The trouble with the mention of the word “science” is that we probably think of the enormity of it all, because everything around us and what we do is science. This could leave us feeling as if it’s all too much, and we’ll never know it all. It’s true that we will never know everything, but when we appreciate that the things we personally enjoy in life are all science related, it can make parts of the topic real to us.

The things I especially enjoy are being outdoors with the wind, the sky, the temperature, the light, the smells and the sounds, the huge and the tiny detail of it all. Just spending a little extended time in the garden or at the beach can bring new discoveries no matter how clever we think we are or how old we (really!) are.

dinosaur_grasping_2__webMy First Dinosaur, $24.95

At what age did it become an interest of yours and how?

The first interest for me was being outdoors and finding insects in the garden, probably from the age of four or so. We wouldn’t have thought of this as science, but strictly speaking the outdoor life such as riding scooters and billie carts up and down hills, climbing trees, mixing up mud in a bucket, watching water flowing downhill, looking at the day and night sky, are of course all science related.

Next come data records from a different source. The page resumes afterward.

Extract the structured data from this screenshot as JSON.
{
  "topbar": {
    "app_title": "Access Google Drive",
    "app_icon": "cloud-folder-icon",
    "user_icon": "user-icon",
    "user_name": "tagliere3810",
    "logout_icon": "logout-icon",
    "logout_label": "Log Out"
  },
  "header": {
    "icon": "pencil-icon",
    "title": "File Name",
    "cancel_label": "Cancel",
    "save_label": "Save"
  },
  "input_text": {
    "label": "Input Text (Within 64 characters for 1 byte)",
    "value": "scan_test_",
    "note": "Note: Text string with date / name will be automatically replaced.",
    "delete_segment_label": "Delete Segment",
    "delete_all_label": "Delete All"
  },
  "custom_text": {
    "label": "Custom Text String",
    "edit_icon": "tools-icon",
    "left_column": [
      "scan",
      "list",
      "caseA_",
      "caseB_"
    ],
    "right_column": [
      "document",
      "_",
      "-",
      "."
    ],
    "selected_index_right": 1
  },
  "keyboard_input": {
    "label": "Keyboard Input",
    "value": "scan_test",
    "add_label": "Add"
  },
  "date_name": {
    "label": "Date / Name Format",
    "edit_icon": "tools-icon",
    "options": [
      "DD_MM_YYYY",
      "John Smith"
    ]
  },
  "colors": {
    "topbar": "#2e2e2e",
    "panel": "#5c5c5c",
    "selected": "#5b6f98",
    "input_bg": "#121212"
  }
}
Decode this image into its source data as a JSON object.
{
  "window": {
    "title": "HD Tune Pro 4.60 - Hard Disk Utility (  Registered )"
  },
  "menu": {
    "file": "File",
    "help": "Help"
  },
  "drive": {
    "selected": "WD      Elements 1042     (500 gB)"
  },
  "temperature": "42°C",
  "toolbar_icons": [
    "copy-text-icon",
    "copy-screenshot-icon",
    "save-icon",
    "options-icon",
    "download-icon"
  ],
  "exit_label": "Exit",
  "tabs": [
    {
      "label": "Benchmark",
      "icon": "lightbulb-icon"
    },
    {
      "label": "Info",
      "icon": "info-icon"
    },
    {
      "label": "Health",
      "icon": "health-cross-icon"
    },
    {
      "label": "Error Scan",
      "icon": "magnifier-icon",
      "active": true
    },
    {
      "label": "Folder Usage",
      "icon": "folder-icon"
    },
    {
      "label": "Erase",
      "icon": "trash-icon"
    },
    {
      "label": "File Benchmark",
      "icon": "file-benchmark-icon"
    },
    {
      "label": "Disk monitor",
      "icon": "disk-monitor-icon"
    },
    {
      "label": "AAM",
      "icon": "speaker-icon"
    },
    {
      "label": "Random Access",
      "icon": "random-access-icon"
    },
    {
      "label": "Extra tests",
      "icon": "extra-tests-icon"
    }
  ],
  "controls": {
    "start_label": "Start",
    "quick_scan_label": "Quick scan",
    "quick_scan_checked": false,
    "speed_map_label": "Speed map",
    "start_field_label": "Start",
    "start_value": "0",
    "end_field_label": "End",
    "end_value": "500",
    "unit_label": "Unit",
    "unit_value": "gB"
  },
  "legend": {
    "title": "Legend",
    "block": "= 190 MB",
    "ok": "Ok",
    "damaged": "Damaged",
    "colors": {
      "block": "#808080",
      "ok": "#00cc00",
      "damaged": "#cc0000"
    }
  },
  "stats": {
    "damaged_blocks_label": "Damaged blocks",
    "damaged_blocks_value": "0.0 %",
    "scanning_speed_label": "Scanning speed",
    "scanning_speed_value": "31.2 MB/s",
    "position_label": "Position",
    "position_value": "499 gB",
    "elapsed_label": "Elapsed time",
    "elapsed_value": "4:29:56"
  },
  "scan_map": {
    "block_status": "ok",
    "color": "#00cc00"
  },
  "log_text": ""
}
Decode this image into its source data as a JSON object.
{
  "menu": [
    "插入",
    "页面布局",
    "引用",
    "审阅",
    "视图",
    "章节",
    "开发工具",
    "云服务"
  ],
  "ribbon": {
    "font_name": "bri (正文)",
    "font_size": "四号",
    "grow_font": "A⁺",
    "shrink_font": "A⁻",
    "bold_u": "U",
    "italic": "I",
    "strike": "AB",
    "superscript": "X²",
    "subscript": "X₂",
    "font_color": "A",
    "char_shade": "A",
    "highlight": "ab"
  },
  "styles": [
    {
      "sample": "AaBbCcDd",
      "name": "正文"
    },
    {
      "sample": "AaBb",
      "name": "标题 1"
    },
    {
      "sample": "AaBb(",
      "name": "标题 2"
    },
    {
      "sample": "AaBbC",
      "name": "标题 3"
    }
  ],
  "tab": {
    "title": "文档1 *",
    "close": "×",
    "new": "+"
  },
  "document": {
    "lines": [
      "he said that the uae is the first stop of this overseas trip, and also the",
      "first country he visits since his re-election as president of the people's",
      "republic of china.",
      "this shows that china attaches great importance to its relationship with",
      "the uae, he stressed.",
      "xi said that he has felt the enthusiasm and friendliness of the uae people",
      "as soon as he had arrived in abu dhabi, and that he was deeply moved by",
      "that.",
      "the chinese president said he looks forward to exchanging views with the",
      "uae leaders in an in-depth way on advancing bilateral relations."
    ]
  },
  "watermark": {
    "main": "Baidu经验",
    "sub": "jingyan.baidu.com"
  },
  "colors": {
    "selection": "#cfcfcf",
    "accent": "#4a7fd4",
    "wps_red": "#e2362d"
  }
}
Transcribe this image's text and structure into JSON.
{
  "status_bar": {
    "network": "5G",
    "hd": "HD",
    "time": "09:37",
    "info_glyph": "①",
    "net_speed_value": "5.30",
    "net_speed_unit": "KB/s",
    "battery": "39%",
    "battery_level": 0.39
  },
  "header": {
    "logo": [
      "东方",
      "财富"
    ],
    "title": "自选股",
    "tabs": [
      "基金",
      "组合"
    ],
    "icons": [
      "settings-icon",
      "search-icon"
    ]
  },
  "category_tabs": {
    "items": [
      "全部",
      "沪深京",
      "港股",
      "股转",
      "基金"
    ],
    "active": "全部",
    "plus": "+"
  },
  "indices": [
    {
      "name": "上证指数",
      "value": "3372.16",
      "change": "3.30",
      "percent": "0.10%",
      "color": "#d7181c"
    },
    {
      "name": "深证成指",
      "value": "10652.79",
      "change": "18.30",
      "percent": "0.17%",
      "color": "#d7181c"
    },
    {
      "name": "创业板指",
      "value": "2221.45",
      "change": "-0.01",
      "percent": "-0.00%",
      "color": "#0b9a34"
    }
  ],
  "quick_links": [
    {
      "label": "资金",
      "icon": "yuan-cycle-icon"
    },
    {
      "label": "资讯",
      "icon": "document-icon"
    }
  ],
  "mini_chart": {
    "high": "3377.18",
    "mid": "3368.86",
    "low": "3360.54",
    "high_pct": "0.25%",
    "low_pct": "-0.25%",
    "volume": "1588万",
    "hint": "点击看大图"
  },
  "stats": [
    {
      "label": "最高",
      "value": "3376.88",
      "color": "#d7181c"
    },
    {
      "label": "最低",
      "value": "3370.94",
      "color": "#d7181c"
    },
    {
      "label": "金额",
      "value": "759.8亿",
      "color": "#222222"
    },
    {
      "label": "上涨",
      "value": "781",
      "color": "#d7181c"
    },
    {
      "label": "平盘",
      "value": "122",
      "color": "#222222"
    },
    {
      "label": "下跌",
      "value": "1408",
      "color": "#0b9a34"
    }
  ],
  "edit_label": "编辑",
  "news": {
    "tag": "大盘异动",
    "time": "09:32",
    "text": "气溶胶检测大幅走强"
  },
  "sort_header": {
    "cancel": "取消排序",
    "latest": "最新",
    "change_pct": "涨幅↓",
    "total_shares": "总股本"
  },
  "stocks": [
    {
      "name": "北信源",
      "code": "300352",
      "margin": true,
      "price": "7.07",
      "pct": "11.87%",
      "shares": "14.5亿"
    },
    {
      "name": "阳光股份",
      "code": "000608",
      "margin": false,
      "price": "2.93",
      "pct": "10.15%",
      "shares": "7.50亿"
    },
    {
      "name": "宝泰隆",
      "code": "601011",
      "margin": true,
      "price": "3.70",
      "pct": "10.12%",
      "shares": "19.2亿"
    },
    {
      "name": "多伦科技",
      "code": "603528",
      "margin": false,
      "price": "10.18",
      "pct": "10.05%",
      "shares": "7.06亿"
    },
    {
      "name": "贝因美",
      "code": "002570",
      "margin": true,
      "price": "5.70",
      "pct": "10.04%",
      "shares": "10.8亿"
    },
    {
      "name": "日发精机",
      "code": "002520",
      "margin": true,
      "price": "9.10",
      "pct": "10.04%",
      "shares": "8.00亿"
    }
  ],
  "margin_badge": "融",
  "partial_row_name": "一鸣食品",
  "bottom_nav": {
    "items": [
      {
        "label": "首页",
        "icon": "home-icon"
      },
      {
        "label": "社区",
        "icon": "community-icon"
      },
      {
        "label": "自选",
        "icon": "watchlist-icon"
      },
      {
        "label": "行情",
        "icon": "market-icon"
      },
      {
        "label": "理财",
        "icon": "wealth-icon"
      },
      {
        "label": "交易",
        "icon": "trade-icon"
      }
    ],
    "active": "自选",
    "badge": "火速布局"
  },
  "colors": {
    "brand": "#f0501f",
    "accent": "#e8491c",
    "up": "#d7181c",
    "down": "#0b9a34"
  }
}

d09_bLand & Sky Telescope, $49.95

What do you think children can gain from getting into science from a young age? And how can parents get their children interested?

Success starts with observation and doing, trying out new things for better or for worse, being unafraid of showing how little you might know. Parents can help by sharing the experience of re-discovery and new discoveries with their children – by exhibiting delight and enjoyment with them when discoveries are made. We must let them know that it’s OK and desirable for them (and us!) to exhibit wonderment and lack of knowledge thus far. Let’s as parents help to break down the mammoth topic of science into much smaller parts that are relevant to us personally, tackling them individually when the opportunity arises. Living things, health, the connection of all living things, cooking, our behaviour, food, growing things, the earth, weather, time and space.

prod_17457Liquifly Water-Powered Rocket Kit, $49.95

It would be great if we could communicate to them that, as they grow and become adults, they could really help themselves and others if they have an interest in any of the many parts of science.